Iranian-born photographer Sara Shamsavari uses her camera lens to highlight the individuality and ethnic diversity of veiled women, at an exhibition portraying young Muslim hijab-wearers at the Royal Festival Hall in London.
The event is part of the Women of the World Festival, an international festival which celebrates women’s talents and activism across the world and highlights the challenges they face.
Shamsavari said her exhibition aimed to deliver a positive image of the Islamic veil.
“When I would see these group of people particularly, I’d see people who are young, female and also visibly Muslims, and for all of these reasons, I would assume that they would encounter a lot of prejudice and a lot of misunderstanding, you know just because we live in a judgmental society, and I wanted to show how despite all of that they shine so beautifully,” she said.
The Muslim veil is intended to cover parts of the body that men find sexually attractive, and can include garments that cover the hair, ears and throat and sometimes even the face.
But Shamsavari says that none of this hides the beauty of the hijab, with pieces from her collection showing women covered in colorful headscarves decorated with pins, gold accessories and shiny chains.
She said she wanted to challenge common perceptions of veiled women.
“Often when we see a picture of a woman in a veil in the news, the images that we see more often are connected to some form of war or something political or something negative or something painful and there is like a whole other reality that I guess I see and part of being the artist is to be able to see things differently,” she said.
The images displayed at the exhibition were among 100 other photographs taken by the artist in different parts of London.
Shamsavari said there was more freedom in London towards people's individuality but that there was also a negative association that people from minority groups had to deal with.
“There has been more of a negative feeling towards I guess, Islam in the West, because of the previous events that happened.
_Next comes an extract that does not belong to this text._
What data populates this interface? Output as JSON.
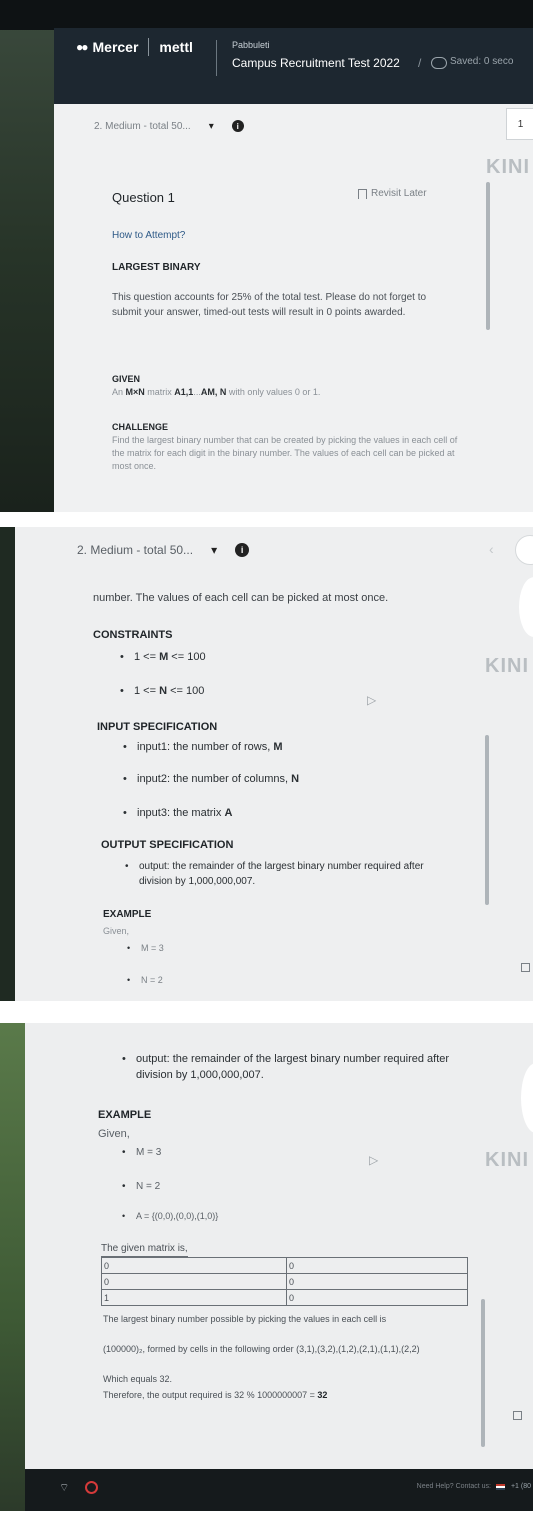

I find that the young people growing up in that are suffering but the main gist of the work in general is to love one another and to be non-judgmental and to be accepting,” she said.
“I think that's the main gist and I also think that displacement is happening, is becoming more common place all over the world and because of that it makes it even more important that we learn about each other and that we understand each other and accept each other,” she added.
Visitors to the exhibition said they were impressed.
“I think the exhibition is fantastic because Sara depicts Muslim women wearing the hijab but in their own individual ways, so I actually think that it represents where we are now in the world in terms of modern times because everybody is an individual irrespective of what religion they are,” said designer and marketing director Nneka Onyenakala.
Another visitor, Rayan Cherri, said the images proved that women who wore veils could also be elegant and fashionable.
“It shows something new about the hijab and it encourages those who don’t wear it to consider it, and it also shows the West that there are beautiful hijab styles and that a women can practice her religion and at the same time preserve her happy and elegant look,” said the university student.
International Women's Day started in 1911, when more than a million women and men took part in protests calling for the right for women to vote, hold public office and to be able to work.